Population Council conducted a qualitative study titled “Adolescent Friendly Health Corners (AFHCs) in Selected Government Health Facilities in Bangladesh, an early qualitative assessment” measuring the performance and effectiveness of the Adolescent Friendly Health Corners (AFHC) for the well-being of unmarried adolescent girls.
To share the study findings with policy makers and key stakeholders, Population Council organized a dissemination program on 26 April 2017 at Spectra Convention Center, Gulshan 1, Dhaka. This study focused on 10 AFHCs supported by UNFPA in 5 districts-Moulvibazar, Thakurgaon, Sirajganj, Patuakhali, and Cox’s Bazar and data were collected from August 2016- October 2016.
In the dissemination program, Dr. Kazi Mustafa Sarwar, Additional Secretary & Director General of Directorate General of Family Planning was present as the Chief Guest. The event was chaired by Dr. Mohammed Sharif, Director (MCH) and Line Director (MCRAH), Directorate General of Family Planning (DGFP).
Population Council organized a seminar on adolescent health corner
The Special Guests were Dr. Md. Jahangir Alam Sarker, Line Director, Maternal, Neonatal, Child and Adolescent health (MNCAH), Directorate General of Health Services (DGHS) and Miranda Beckman, Deputy Director, Office of Population Health Nutrition and Education, USAID Bangladesh. Representatives from different government departments, international and national agencies attended the program.
This research shows that AFHC initiatives are successfully reaching unmarried adolescent girls with a range of health services, both general and SRH-related, through established health facilities. Adolescent girls who took services from those AFHC expressed satisfaction with AFHC service providers.
However, this study also found that service providers mainly FWV and SACMO who are assigned for AFHCs face difficulty operating in multiple places throughout their day – outdoor service points to serve mothers and children and AFHCs to serve adolescents. This study recommended that more service providers need to be trained to increase the availability of AFHS and to prevent service provider’s workload.

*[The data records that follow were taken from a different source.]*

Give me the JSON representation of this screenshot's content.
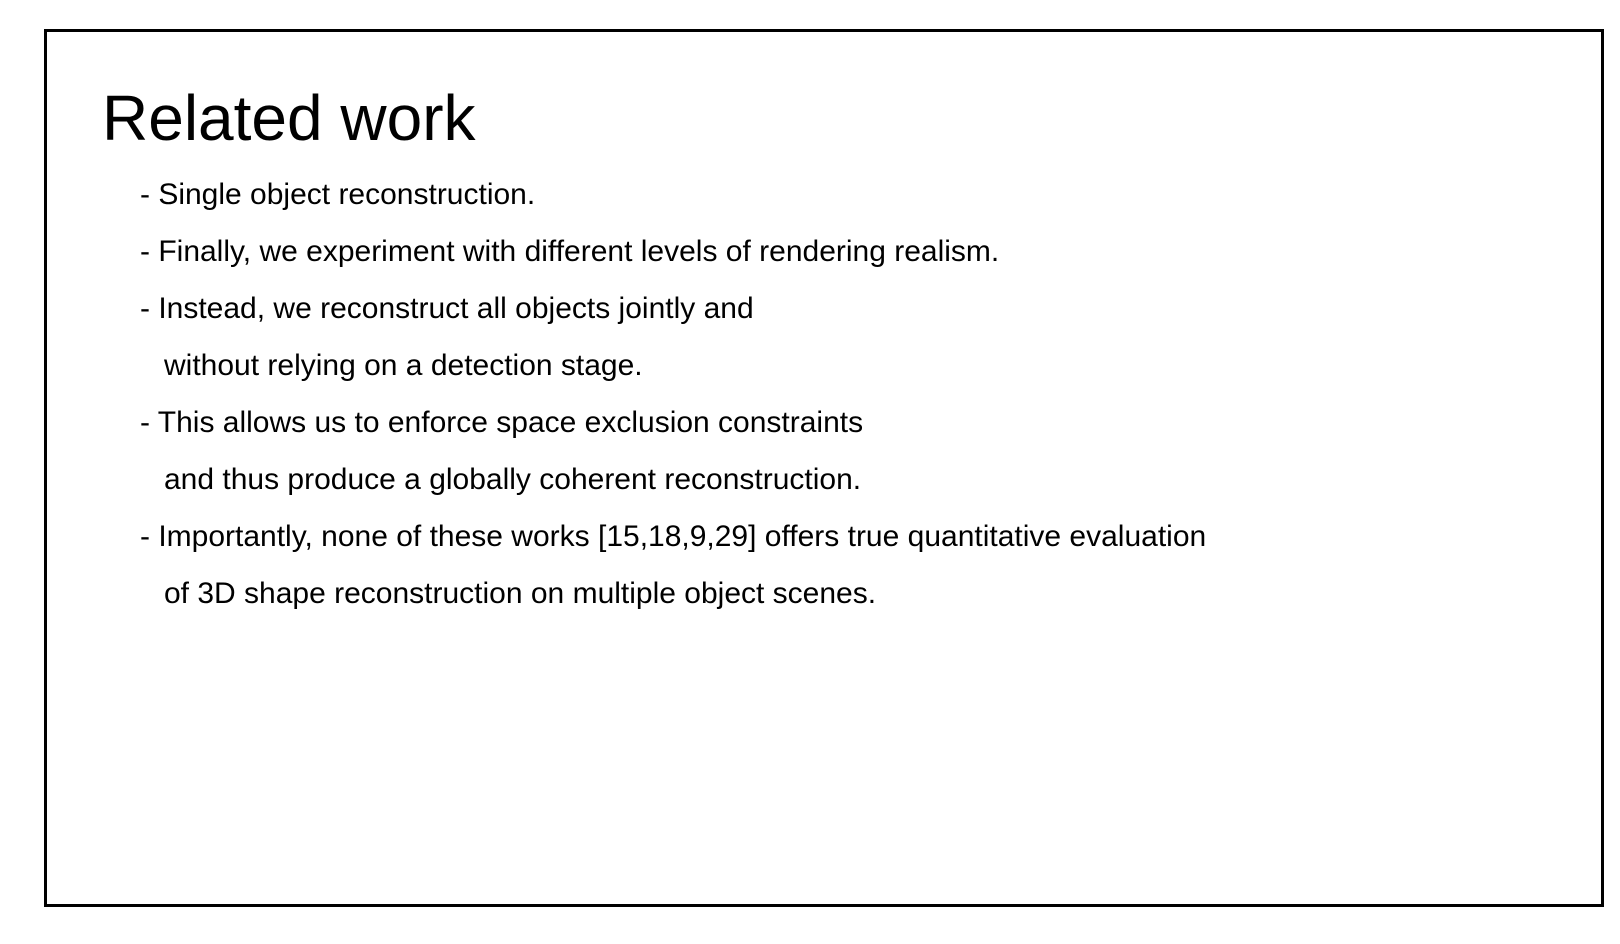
{
  "slide": {
    "title": "Related work",
    "lines": [
      {
        "text": "- Single object reconstruction."
      },
      {
        "text": "- Finally, we experiment with different levels of rendering realism."
      },
      {
        "text": "- Instead, we reconstruct all objects jointly and"
      },
      {
        "text": "without relying on a detection stage."
      },
      {
        "text": "- This allows us to enforce space exclusion constraints"
      },
      {
        "text": "and thus produce a globally coherent reconstruction."
      },
      {
        "text": "- Importantly, none of these works [15,18,9,29] offers true quantitative evaluation"
      },
      {
        "text": "of 3D shape reconstruction on multiple object scenes."
      }
    ]
  }
}
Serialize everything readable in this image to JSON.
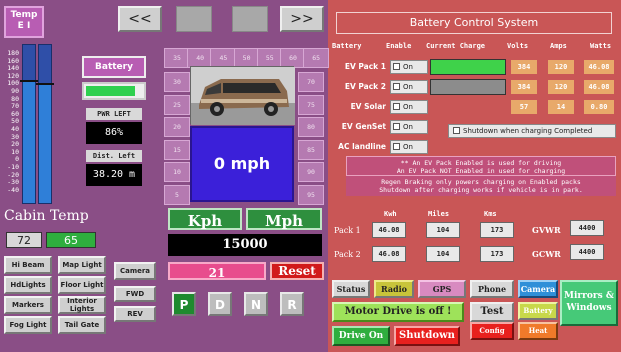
{
  "left": {
    "temp": {
      "title": "Temp",
      "sub": "E  I",
      "scale": [
        "180",
        "160",
        "140",
        "120",
        "100",
        "90",
        "80",
        "70",
        "60",
        "50",
        "40",
        "30",
        "20",
        "10",
        "0",
        "-10",
        "-20",
        "-30",
        "-40"
      ]
    },
    "cabin": {
      "title": "Cabin Temp",
      "setpoint": "72",
      "current": "65"
    },
    "nav": {
      "prev": "<<",
      "next": ">>"
    },
    "battery": {
      "label": "Battery",
      "level_pct": 88
    },
    "pwr_left": {
      "label": "PWR LEFT",
      "value": "86%"
    },
    "dist_left": {
      "label": "Dist. Left",
      "value": "38.20 m"
    },
    "speed_ticks": {
      "top": [
        "35",
        "40",
        "45",
        "50",
        "55",
        "60",
        "65"
      ],
      "left": [
        "30",
        "25",
        "20",
        "15",
        "10",
        "5"
      ],
      "right": [
        "70",
        "75",
        "80",
        "85",
        "90",
        "95"
      ]
    },
    "speed": "0 mph",
    "units": {
      "kph": "Kph",
      "mph": "Mph"
    },
    "odometer": "15000",
    "trip": "21",
    "reset": "Reset",
    "lights": {
      "hi_beam": "Hi Beam",
      "map_light": "Map Light",
      "hdlights": "HdLights",
      "floor_light": "Floor Light",
      "markers": "Markers",
      "interior_lights": "Interior Lights",
      "fog_light": "Fog Light",
      "tail_gate": "Tail Gate"
    },
    "camera": "Camera",
    "fwd": "FWD",
    "rev": "REV",
    "gears": [
      "P",
      "D",
      "N",
      "R"
    ]
  },
  "right": {
    "title": "Battery Control System",
    "columns": {
      "battery": "Battery",
      "enable": "Enable",
      "charge": "Current Charge",
      "volts": "Volts",
      "amps": "Amps",
      "watts": "Watts"
    },
    "packs": [
      {
        "label": "EV Pack 1",
        "enable": "On",
        "charge_color": "#3fd24a",
        "volts": "384",
        "amps": "120",
        "watts": "46.08"
      },
      {
        "label": "EV Pack 2",
        "enable": "On",
        "charge_color": "#8c8c8c",
        "volts": "384",
        "amps": "120",
        "watts": "46.08"
      },
      {
        "label": "EV Solar",
        "enable": "On",
        "volts": "57",
        "amps": "14",
        "watts": "0.80"
      },
      {
        "label": "EV GenSet",
        "enable": "On"
      },
      {
        "label": "AC landline",
        "enable": "On"
      }
    ],
    "shutdown_check": "Shutdown when charging Completed",
    "note1_line1": "** An EV Pack Enabled is used for driving",
    "note1_line2": "An EV Pack NOT Enabled in used for charging",
    "note2_line1": "Regen Braking only powers charging on Enabled packs",
    "note2_line2": "Shutdown after charging works if vehicle is in park.",
    "sub_columns": {
      "kwh": "Kwh",
      "miles": "Miles",
      "kms": "Kms"
    },
    "pack_rows": [
      {
        "label": "Pack 1",
        "kwh": "46.08",
        "miles": "104",
        "kms": "173",
        "g_label": "GVWR",
        "g_value": "4400"
      },
      {
        "label": "Pack 2",
        "kwh": "46.08",
        "miles": "104",
        "kms": "173",
        "g_label": "GCWR",
        "g_value": "4400"
      }
    ],
    "buttons": {
      "status": "Status",
      "radio": "Radio",
      "gps": "GPS",
      "phone": "Phone",
      "camera": "Camera",
      "mirrors": "Mirrors & Windows",
      "motor": "Motor Drive is off !",
      "test": "Test",
      "battery": "Battery",
      "drive_on": "Drive On",
      "shutdown": "Shutdown",
      "config": "Config",
      "heat": "Heat"
    }
  }
}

The findings also indicate that social taboo and shyness cause adolescents and their family to discourage seeking treatment from the adolescent friendly health corners at government facilities. Because many local people consider MCWC and UHFWC as ‘family planning clinic’ thus they feel discomfort to send their unmarried adolescent girls to those facilities for taking SRH services.

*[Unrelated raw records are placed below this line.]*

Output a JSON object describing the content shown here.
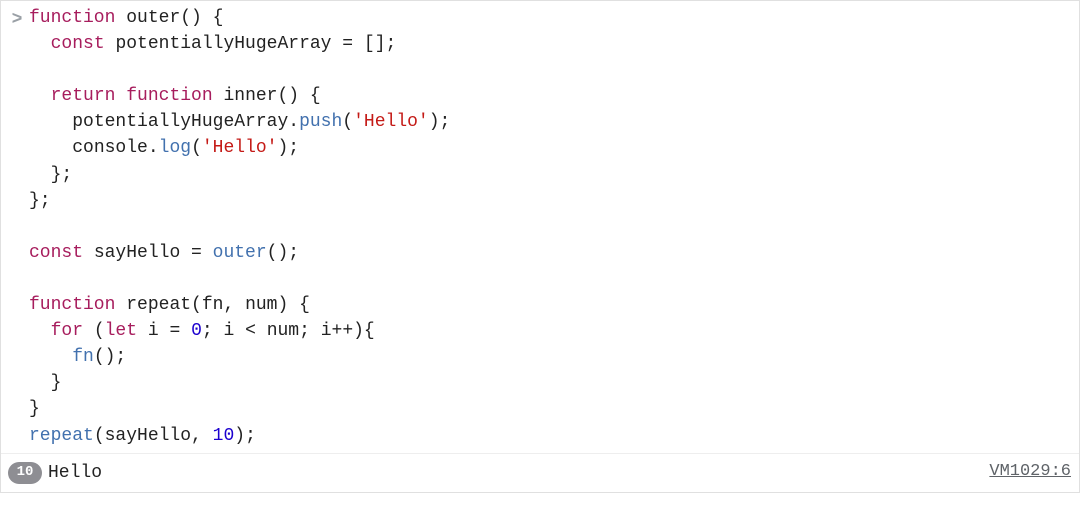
{
  "input": {
    "prompt": ">",
    "tokens": [
      {
        "t": "function",
        "c": "tok-kw"
      },
      {
        "t": " ",
        "c": ""
      },
      {
        "t": "outer",
        "c": "tok-decl"
      },
      {
        "t": "() {",
        "c": "tok-punc"
      },
      {
        "t": "\n  ",
        "c": ""
      },
      {
        "t": "const",
        "c": "tok-kw"
      },
      {
        "t": " ",
        "c": ""
      },
      {
        "t": "potentiallyHugeArray",
        "c": "tok-decl"
      },
      {
        "t": " = [];",
        "c": "tok-punc"
      },
      {
        "t": "\n\n  ",
        "c": ""
      },
      {
        "t": "return",
        "c": "tok-kw"
      },
      {
        "t": " ",
        "c": ""
      },
      {
        "t": "function",
        "c": "tok-kw"
      },
      {
        "t": " ",
        "c": ""
      },
      {
        "t": "inner",
        "c": "tok-decl"
      },
      {
        "t": "() {",
        "c": "tok-punc"
      },
      {
        "t": "\n    ",
        "c": ""
      },
      {
        "t": "potentiallyHugeArray",
        "c": "tok-decl"
      },
      {
        "t": ".",
        "c": "tok-punc"
      },
      {
        "t": "push",
        "c": "tok-fn"
      },
      {
        "t": "(",
        "c": "tok-punc"
      },
      {
        "t": "'Hello'",
        "c": "tok-str"
      },
      {
        "t": ");",
        "c": "tok-punc"
      },
      {
        "t": "\n    ",
        "c": ""
      },
      {
        "t": "console",
        "c": "tok-decl"
      },
      {
        "t": ".",
        "c": "tok-punc"
      },
      {
        "t": "log",
        "c": "tok-fn"
      },
      {
        "t": "(",
        "c": "tok-punc"
      },
      {
        "t": "'Hello'",
        "c": "tok-str"
      },
      {
        "t": ");",
        "c": "tok-punc"
      },
      {
        "t": "\n  };",
        "c": "tok-punc"
      },
      {
        "t": "\n};",
        "c": "tok-punc"
      },
      {
        "t": "\n\n",
        "c": ""
      },
      {
        "t": "const",
        "c": "tok-kw"
      },
      {
        "t": " ",
        "c": ""
      },
      {
        "t": "sayHello",
        "c": "tok-decl"
      },
      {
        "t": " = ",
        "c": "tok-punc"
      },
      {
        "t": "outer",
        "c": "tok-fn"
      },
      {
        "t": "();",
        "c": "tok-punc"
      },
      {
        "t": "\n\n",
        "c": ""
      },
      {
        "t": "function",
        "c": "tok-kw"
      },
      {
        "t": " ",
        "c": ""
      },
      {
        "t": "repeat",
        "c": "tok-decl"
      },
      {
        "t": "(",
        "c": "tok-punc"
      },
      {
        "t": "fn",
        "c": "tok-decl"
      },
      {
        "t": ", ",
        "c": "tok-punc"
      },
      {
        "t": "num",
        "c": "tok-decl"
      },
      {
        "t": ") {",
        "c": "tok-punc"
      },
      {
        "t": "\n  ",
        "c": ""
      },
      {
        "t": "for",
        "c": "tok-kw"
      },
      {
        "t": " (",
        "c": "tok-punc"
      },
      {
        "t": "let",
        "c": "tok-kw"
      },
      {
        "t": " ",
        "c": ""
      },
      {
        "t": "i",
        "c": "tok-decl"
      },
      {
        "t": " = ",
        "c": "tok-punc"
      },
      {
        "t": "0",
        "c": "tok-num"
      },
      {
        "t": "; ",
        "c": "tok-punc"
      },
      {
        "t": "i",
        "c": "tok-decl"
      },
      {
        "t": " < ",
        "c": "tok-op"
      },
      {
        "t": "num",
        "c": "tok-decl"
      },
      {
        "t": "; ",
        "c": "tok-punc"
      },
      {
        "t": "i",
        "c": "tok-decl"
      },
      {
        "t": "++){",
        "c": "tok-punc"
      },
      {
        "t": "\n    ",
        "c": ""
      },
      {
        "t": "fn",
        "c": "tok-fn"
      },
      {
        "t": "();",
        "c": "tok-punc"
      },
      {
        "t": "\n  }",
        "c": "tok-punc"
      },
      {
        "t": "\n}",
        "c": "tok-punc"
      },
      {
        "t": "\n",
        "c": ""
      },
      {
        "t": "repeat",
        "c": "tok-fn"
      },
      {
        "t": "(",
        "c": "tok-punc"
      },
      {
        "t": "sayHello",
        "c": "tok-decl"
      },
      {
        "t": ", ",
        "c": "tok-punc"
      },
      {
        "t": "10",
        "c": "tok-num"
      },
      {
        "t": ");",
        "c": "tok-punc"
      }
    ]
  },
  "output": {
    "count": "10",
    "message": "Hello",
    "source": "VM1029:6"
  }
}
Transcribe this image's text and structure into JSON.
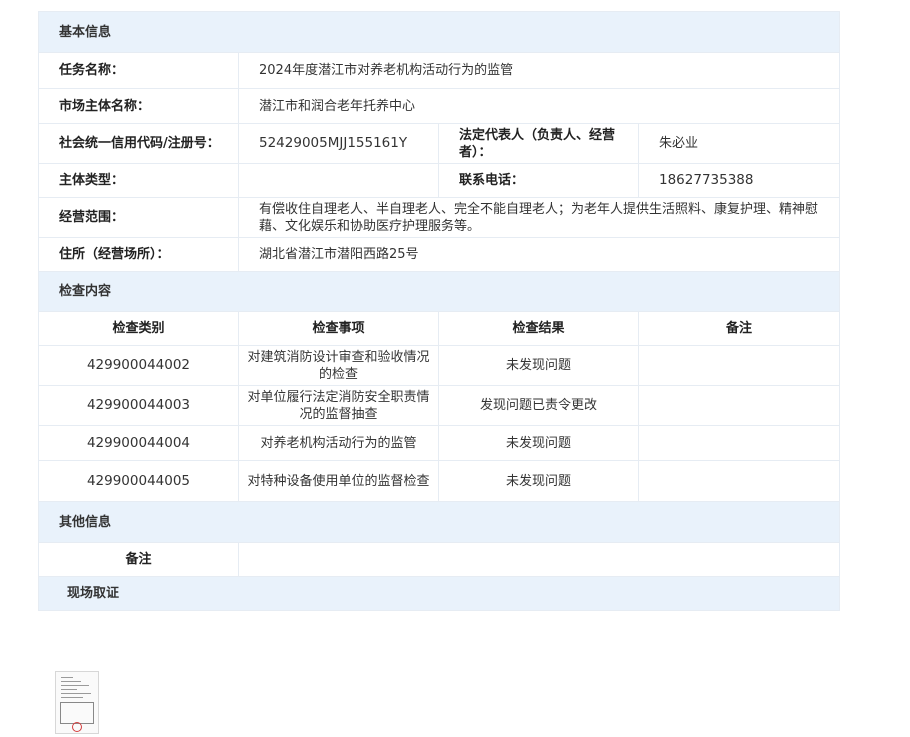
{
  "sections": {
    "basic": "基本信息",
    "check": "检查内容",
    "other": "其他信息",
    "scene": "现场取证"
  },
  "basic": {
    "task_label": "任务名称：",
    "task_value": "2024年度潜江市对养老机构活动行为的监管",
    "entity_label": "市场主体名称：",
    "entity_value": "潜江市和润合老年托养中心",
    "credit_label": "社会统一信用代码/注册号：",
    "credit_value": "52429005MJJ155161Y",
    "legal_label": "法定代表人（负责人、经营者）：",
    "legal_value": "朱必业",
    "type_label": "主体类型：",
    "type_value": "",
    "phone_label": "联系电话：",
    "phone_value": "18627735388",
    "scope_label": "经营范围：",
    "scope_value": "有偿收住自理老人、半自理老人、完全不能自理老人；为老年人提供生活照料、康复护理、精神慰藉、文化娱乐和协助医疗护理服务等。",
    "address_label": "住所（经营场所）：",
    "address_value": "湖北省潜江市潜阳西路25号"
  },
  "check": {
    "headers": [
      "检查类别",
      "检查事项",
      "检查结果",
      "备注"
    ],
    "rows": [
      {
        "code": "429900044002",
        "item": "对建筑消防设计审查和验收情况的检查",
        "result": "未发现问题",
        "note": ""
      },
      {
        "code": "429900044003",
        "item": "对单位履行法定消防安全职责情况的监督抽查",
        "result": "发现问题已责令更改",
        "note": ""
      },
      {
        "code": "429900044004",
        "item": "对养老机构活动行为的监管",
        "result": "未发现问题",
        "note": ""
      },
      {
        "code": "429900044005",
        "item": "对特种设备使用单位的监督检查",
        "result": "未发现问题",
        "note": ""
      }
    ]
  },
  "other": {
    "note_label": "备注",
    "note_value": ""
  },
  "evidence": {
    "thumbnail_icon": "document-thumbnail-icon"
  }
}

According to a 17 years old adolescent girl “I have heard that if any adolescent girl comes to take service at MCWC or UHFWC, people of the community think she is pregnant or for any complicated problem. Even if the service providers go to houses people ask about the reasons”.
Research findings also showed that shortages of medicine and lack of privacy for adolescents are one of the major challenges that should be resolved to make the AFHC functional. Many adolescent girls demand separate waiting rooms for adolescents inside the facility compound to confirm privacy.
This study recommended for more publicity at the local and national level and generating awareness about the importance of AFHS in the community. The study also emphasized on collaboration between different departments’ of Health and Education ministries and also between Government and NGOs to make the AFHC intervention successful and effective.
In Bangladesh, regardless of socio-economic status or educational background, open discussion about sexual and reproductive health (SRH) remains a cultural taboo, particularly for adolescents and young people, and particularly among unmarried adolescents.
Most parents express discomfort discussing SRH issues with their adolescent children. School teachers are also reluctant to discuss SRH issues with their students. As a result, adolescents in Bangladesh have very limited or no access to SRH-related information and services and face serious barriers to getting information and guidance regarding SRH issues. In Bangladesh, a large number of adolescents are sexually active because many of them are married, especially girls. Marriage rate before the age of 18 is 59 which is really very high (BDHS 2014).
The Population Council is an international, nonprofit, non-governmental organization. The Council conducts research in biomedicine, social science, and public health and helps build research capacities in developing countries.